*** Given records Section Begins ***
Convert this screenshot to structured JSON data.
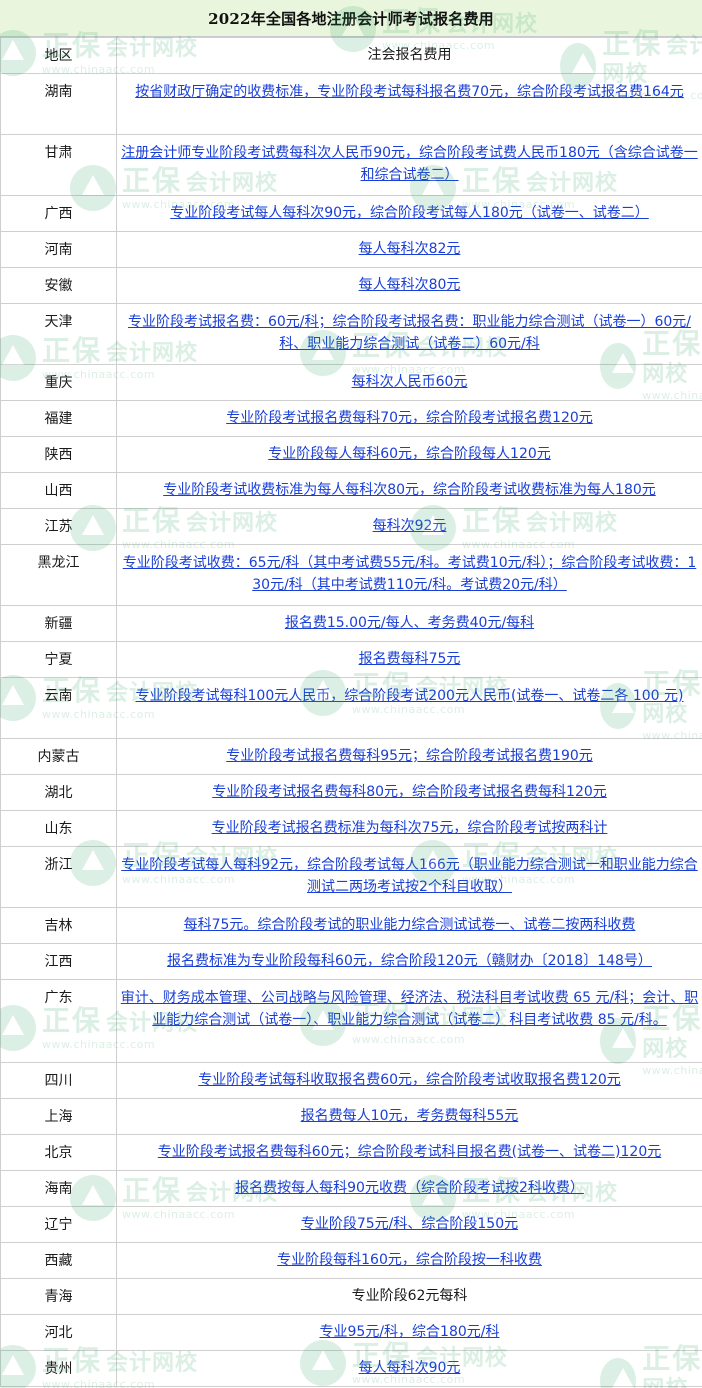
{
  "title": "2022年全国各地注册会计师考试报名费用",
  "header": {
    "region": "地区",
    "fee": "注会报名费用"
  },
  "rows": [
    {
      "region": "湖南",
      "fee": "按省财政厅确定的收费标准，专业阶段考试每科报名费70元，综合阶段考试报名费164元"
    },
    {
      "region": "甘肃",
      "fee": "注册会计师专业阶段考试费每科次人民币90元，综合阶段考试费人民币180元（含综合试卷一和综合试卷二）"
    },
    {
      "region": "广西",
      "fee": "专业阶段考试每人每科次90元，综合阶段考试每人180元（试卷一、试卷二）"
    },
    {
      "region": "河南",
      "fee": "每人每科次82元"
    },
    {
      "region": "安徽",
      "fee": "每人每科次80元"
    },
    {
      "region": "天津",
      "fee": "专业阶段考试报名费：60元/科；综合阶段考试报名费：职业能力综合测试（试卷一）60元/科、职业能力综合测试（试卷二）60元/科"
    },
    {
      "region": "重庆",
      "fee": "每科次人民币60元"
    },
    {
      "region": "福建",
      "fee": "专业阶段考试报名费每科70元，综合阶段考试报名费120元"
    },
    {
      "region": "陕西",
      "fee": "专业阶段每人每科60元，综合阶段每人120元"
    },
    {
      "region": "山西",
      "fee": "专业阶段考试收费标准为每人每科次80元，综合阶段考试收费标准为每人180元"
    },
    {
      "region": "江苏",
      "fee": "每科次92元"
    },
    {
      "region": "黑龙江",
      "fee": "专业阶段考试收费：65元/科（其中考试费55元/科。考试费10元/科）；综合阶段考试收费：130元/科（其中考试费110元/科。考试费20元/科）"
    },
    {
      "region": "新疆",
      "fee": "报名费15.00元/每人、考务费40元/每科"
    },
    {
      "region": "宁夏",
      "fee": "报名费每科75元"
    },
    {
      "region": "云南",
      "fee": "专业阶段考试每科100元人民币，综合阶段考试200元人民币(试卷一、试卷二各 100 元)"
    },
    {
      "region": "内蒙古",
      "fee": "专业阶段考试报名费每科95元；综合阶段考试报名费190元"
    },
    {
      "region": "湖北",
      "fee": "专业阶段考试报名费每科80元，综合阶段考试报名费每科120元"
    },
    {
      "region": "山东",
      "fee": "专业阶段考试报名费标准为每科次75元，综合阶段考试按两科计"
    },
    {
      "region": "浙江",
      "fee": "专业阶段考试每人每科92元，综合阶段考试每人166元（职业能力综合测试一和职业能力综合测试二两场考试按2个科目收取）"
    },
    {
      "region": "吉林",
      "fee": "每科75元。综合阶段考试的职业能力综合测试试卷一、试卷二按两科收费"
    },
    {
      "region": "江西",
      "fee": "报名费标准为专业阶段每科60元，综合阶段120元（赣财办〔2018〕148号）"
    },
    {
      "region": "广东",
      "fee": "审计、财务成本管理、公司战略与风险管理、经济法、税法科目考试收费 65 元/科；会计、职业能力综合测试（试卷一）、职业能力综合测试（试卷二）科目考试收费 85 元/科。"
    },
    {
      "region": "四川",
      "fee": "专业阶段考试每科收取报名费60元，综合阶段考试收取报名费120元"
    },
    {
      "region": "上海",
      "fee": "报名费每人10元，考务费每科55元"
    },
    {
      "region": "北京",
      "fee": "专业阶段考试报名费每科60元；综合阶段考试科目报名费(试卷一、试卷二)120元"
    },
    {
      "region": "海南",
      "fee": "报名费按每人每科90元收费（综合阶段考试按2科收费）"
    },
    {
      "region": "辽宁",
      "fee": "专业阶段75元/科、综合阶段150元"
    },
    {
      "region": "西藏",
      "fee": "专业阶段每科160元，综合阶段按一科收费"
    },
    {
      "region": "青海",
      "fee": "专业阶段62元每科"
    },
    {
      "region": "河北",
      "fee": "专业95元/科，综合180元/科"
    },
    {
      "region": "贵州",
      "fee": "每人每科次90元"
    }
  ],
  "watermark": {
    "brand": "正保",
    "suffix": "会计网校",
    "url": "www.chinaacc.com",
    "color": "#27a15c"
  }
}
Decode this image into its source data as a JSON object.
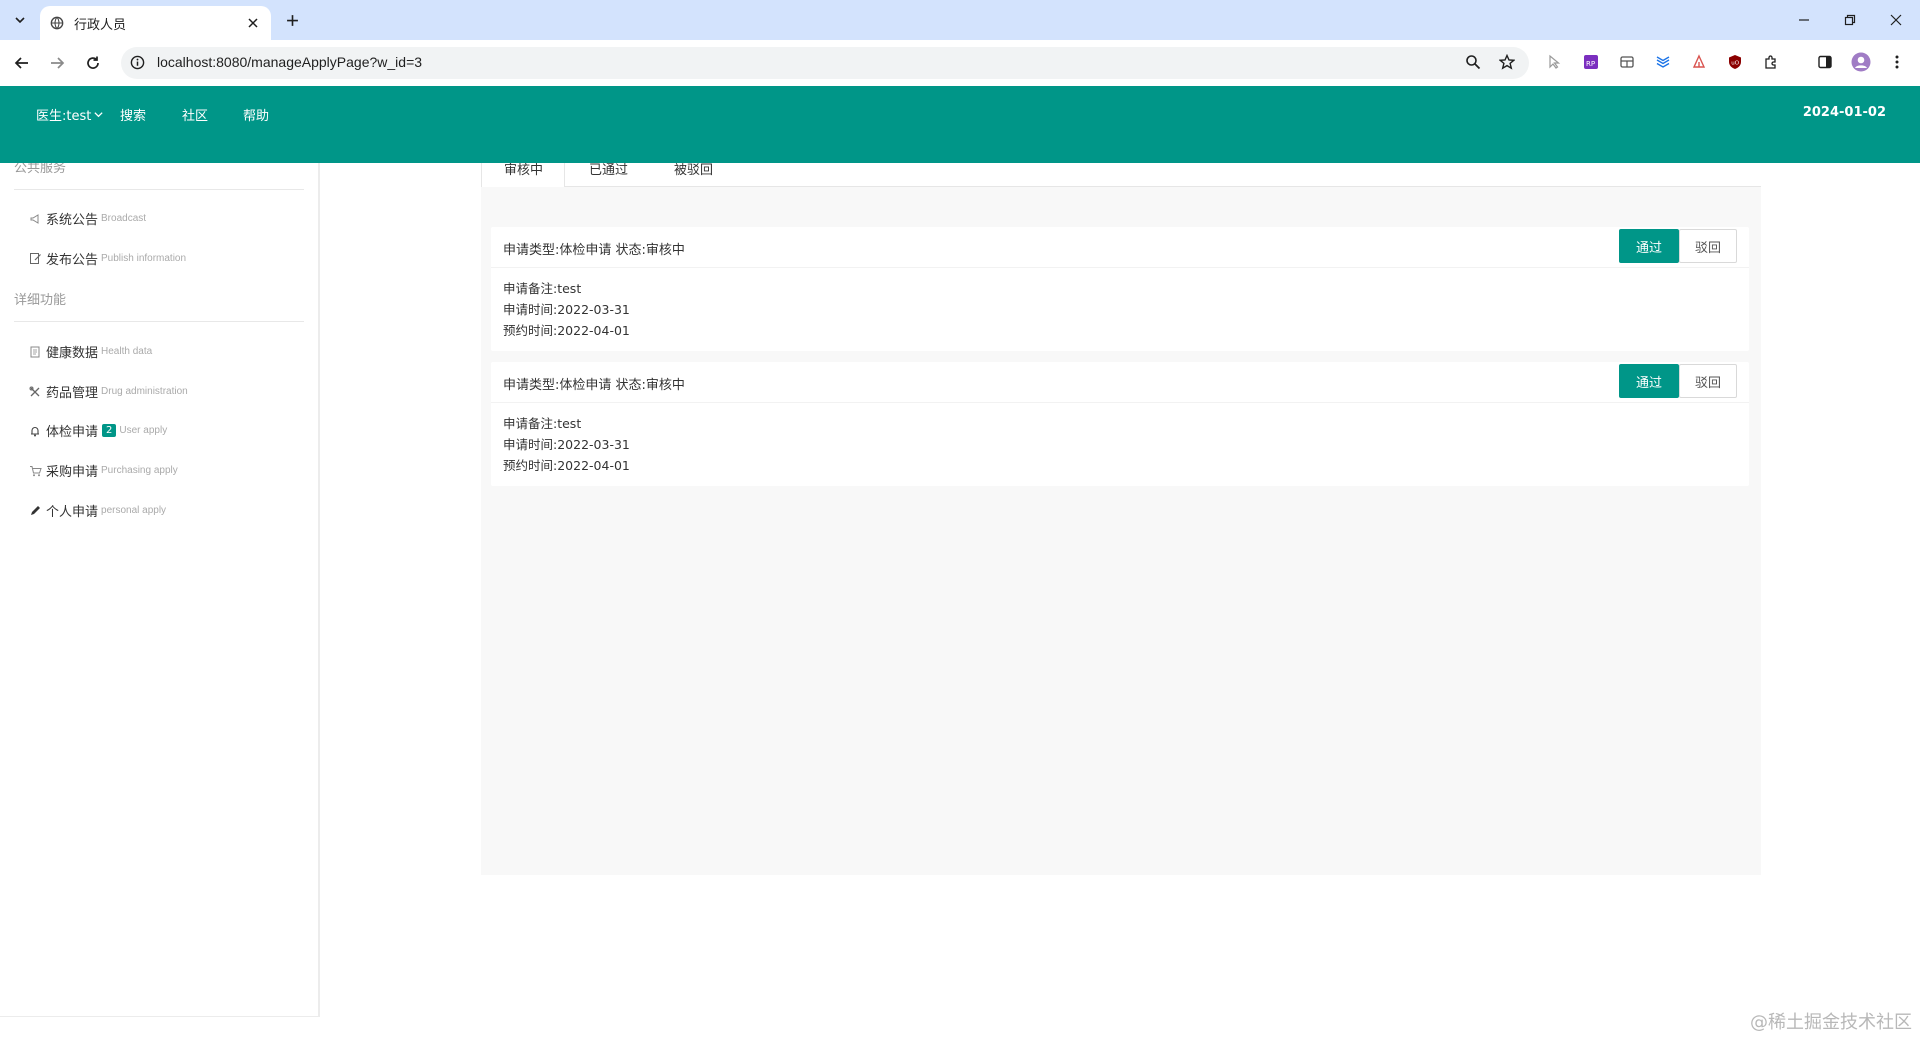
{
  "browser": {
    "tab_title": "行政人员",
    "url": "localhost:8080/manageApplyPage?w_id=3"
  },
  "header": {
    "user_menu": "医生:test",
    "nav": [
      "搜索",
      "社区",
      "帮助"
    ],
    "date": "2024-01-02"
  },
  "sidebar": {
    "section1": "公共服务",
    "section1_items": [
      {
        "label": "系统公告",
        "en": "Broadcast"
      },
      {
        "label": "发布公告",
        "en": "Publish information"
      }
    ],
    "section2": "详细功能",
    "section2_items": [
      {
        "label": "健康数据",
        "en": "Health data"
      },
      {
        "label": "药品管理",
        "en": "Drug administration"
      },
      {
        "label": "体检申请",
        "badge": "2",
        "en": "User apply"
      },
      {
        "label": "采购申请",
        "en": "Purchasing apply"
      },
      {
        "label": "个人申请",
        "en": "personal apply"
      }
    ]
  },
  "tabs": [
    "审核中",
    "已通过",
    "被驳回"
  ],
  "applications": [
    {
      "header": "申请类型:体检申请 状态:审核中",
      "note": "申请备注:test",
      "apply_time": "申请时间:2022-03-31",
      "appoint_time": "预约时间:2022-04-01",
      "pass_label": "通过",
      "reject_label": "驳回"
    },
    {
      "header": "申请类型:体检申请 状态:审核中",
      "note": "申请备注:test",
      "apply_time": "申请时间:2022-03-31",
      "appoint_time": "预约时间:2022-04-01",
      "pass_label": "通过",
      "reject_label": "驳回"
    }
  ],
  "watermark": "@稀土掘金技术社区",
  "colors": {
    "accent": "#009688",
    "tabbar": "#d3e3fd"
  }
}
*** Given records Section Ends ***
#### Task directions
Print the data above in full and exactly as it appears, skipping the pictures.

#### Solution to the exercise
Convert this screenshot to structured JSON data.
{
  "title": "2022年全国各地注册会计师考试报名费用",
  "header": {
    "region": "地区",
    "fee": "注会报名费用"
  },
  "rows": [
    {
      "region": "湖南",
      "fee": "按省财政厅确定的收费标准，专业阶段考试每科报名费70元，综合阶段考试报名费164元"
    },
    {
      "region": "甘肃",
      "fee": "注册会计师专业阶段考试费每科次人民币90元，综合阶段考试费人民币180元（含综合试卷一和综合试卷二）"
    },
    {
      "region": "广西",
      "fee": "专业阶段考试每人每科次90元，综合阶段考试每人180元（试卷一、试卷二）"
    },
    {
      "region": "河南",
      "fee": "每人每科次82元"
    },
    {
      "region": "安徽",
      "fee": "每人每科次80元"
    },
    {
      "region": "天津",
      "fee": "专业阶段考试报名费：60元/科；综合阶段考试报名费：职业能力综合测试（试卷一）60元/科、职业能力综合测试（试卷二）60元/科"
    },
    {
      "region": "重庆",
      "fee": "每科次人民币60元"
    },
    {
      "region": "福建",
      "fee": "专业阶段考试报名费每科70元，综合阶段考试报名费120元"
    },
    {
      "region": "陕西",
      "fee": "专业阶段每人每科60元，综合阶段每人120元"
    },
    {
      "region": "山西",
      "fee": "专业阶段考试收费标准为每人每科次80元，综合阶段考试收费标准为每人180元"
    },
    {
      "region": "江苏",
      "fee": "每科次92元"
    },
    {
      "region": "黑龙江",
      "fee": "专业阶段考试收费：65元/科（其中考试费55元/科。考试费10元/科）；综合阶段考试收费：130元/科（其中考试费110元/科。考试费20元/科）"
    },
    {
      "region": "新疆",
      "fee": "报名费15.00元/每人、考务费40元/每科"
    },
    {
      "region": "宁夏",
      "fee": "报名费每科75元"
    },
    {
      "region": "云南",
      "fee": "专业阶段考试每科100元人民币，综合阶段考试200元人民币(试卷一、试卷二各 100 元)"
    },
    {
      "region": "内蒙古",
      "fee": "专业阶段考试报名费每科95元；综合阶段考试报名费190元"
    },
    {
      "region": "湖北",
      "fee": "专业阶段考试报名费每科80元，综合阶段考试报名费每科120元"
    },
    {
      "region": "山东",
      "fee": "专业阶段考试报名费标准为每科次75元，综合阶段考试按两科计"
    },
    {
      "region": "浙江",
      "fee": "专业阶段考试每人每科92元，综合阶段考试每人166元（职业能力综合测试一和职业能力综合测试二两场考试按2个科目收取）"
    },
    {
      "region": "吉林",
      "fee": "每科75元。综合阶段考试的职业能力综合测试试卷一、试卷二按两科收费"
    },
    {
      "region": "江西",
      "fee": "报名费标准为专业阶段每科60元，综合阶段120元（赣财办〔2018〕148号）"
    },
    {
      "region": "广东",
      "fee": "审计、财务成本管理、公司战略与风险管理、经济法、税法科目考试收费 65 元/科；会计、职业能力综合测试（试卷一）、职业能力综合测试（试卷二）科目考试收费 85 元/科。"
    },
    {
      "region": "四川",
      "fee": "专业阶段考试每科收取报名费60元，综合阶段考试收取报名费120元"
    },
    {
      "region": "上海",
      "fee": "报名费每人10元，考务费每科55元"
    },
    {
      "region": "北京",
      "fee": "专业阶段考试报名费每科60元；综合阶段考试科目报名费(试卷一、试卷二)120元"
    },
    {
      "region": "海南",
      "fee": "报名费按每人每科90元收费（综合阶段考试按2科收费）"
    },
    {
      "region": "辽宁",
      "fee": "专业阶段75元/科、综合阶段150元"
    },
    {
      "region": "西藏",
      "fee": "专业阶段每科160元，综合阶段按一科收费"
    },
    {
      "region": "青海",
      "fee": "专业阶段62元每科"
    },
    {
      "region": "河北",
      "fee": "专业95元/科，综合180元/科"
    },
    {
      "region": "贵州",
      "fee": "每人每科次90元"
    }
  ],
  "watermark": {
    "brand": "正保",
    "suffix": "会计网校",
    "url": "www.chinaacc.com",
    "color": "#27a15c"
  }
}
Decode this image into its source data as a JSON object.
{
  "browser": {
    "tab_title": "行政人员",
    "url": "localhost:8080/manageApplyPage?w_id=3"
  },
  "header": {
    "user_menu": "医生:test",
    "nav": [
      "搜索",
      "社区",
      "帮助"
    ],
    "date": "2024-01-02"
  },
  "sidebar": {
    "section1": "公共服务",
    "section1_items": [
      {
        "label": "系统公告",
        "en": "Broadcast"
      },
      {
        "label": "发布公告",
        "en": "Publish information"
      }
    ],
    "section2": "详细功能",
    "section2_items": [
      {
        "label": "健康数据",
        "en": "Health data"
      },
      {
        "label": "药品管理",
        "en": "Drug administration"
      },
      {
        "label": "体检申请",
        "badge": "2",
        "en": "User apply"
      },
      {
        "label": "采购申请",
        "en": "Purchasing apply"
      },
      {
        "label": "个人申请",
        "en": "personal apply"
      }
    ]
  },
  "tabs": [
    "审核中",
    "已通过",
    "被驳回"
  ],
  "applications": [
    {
      "header": "申请类型:体检申请 状态:审核中",
      "note": "申请备注:test",
      "apply_time": "申请时间:2022-03-31",
      "appoint_time": "预约时间:2022-04-01",
      "pass_label": "通过",
      "reject_label": "驳回"
    },
    {
      "header": "申请类型:体检申请 状态:审核中",
      "note": "申请备注:test",
      "apply_time": "申请时间:2022-03-31",
      "appoint_time": "预约时间:2022-04-01",
      "pass_label": "通过",
      "reject_label": "驳回"
    }
  ],
  "watermark": "@稀土掘金技术社区",
  "colors": {
    "accent": "#009688",
    "tabbar": "#d3e3fd"
  }
}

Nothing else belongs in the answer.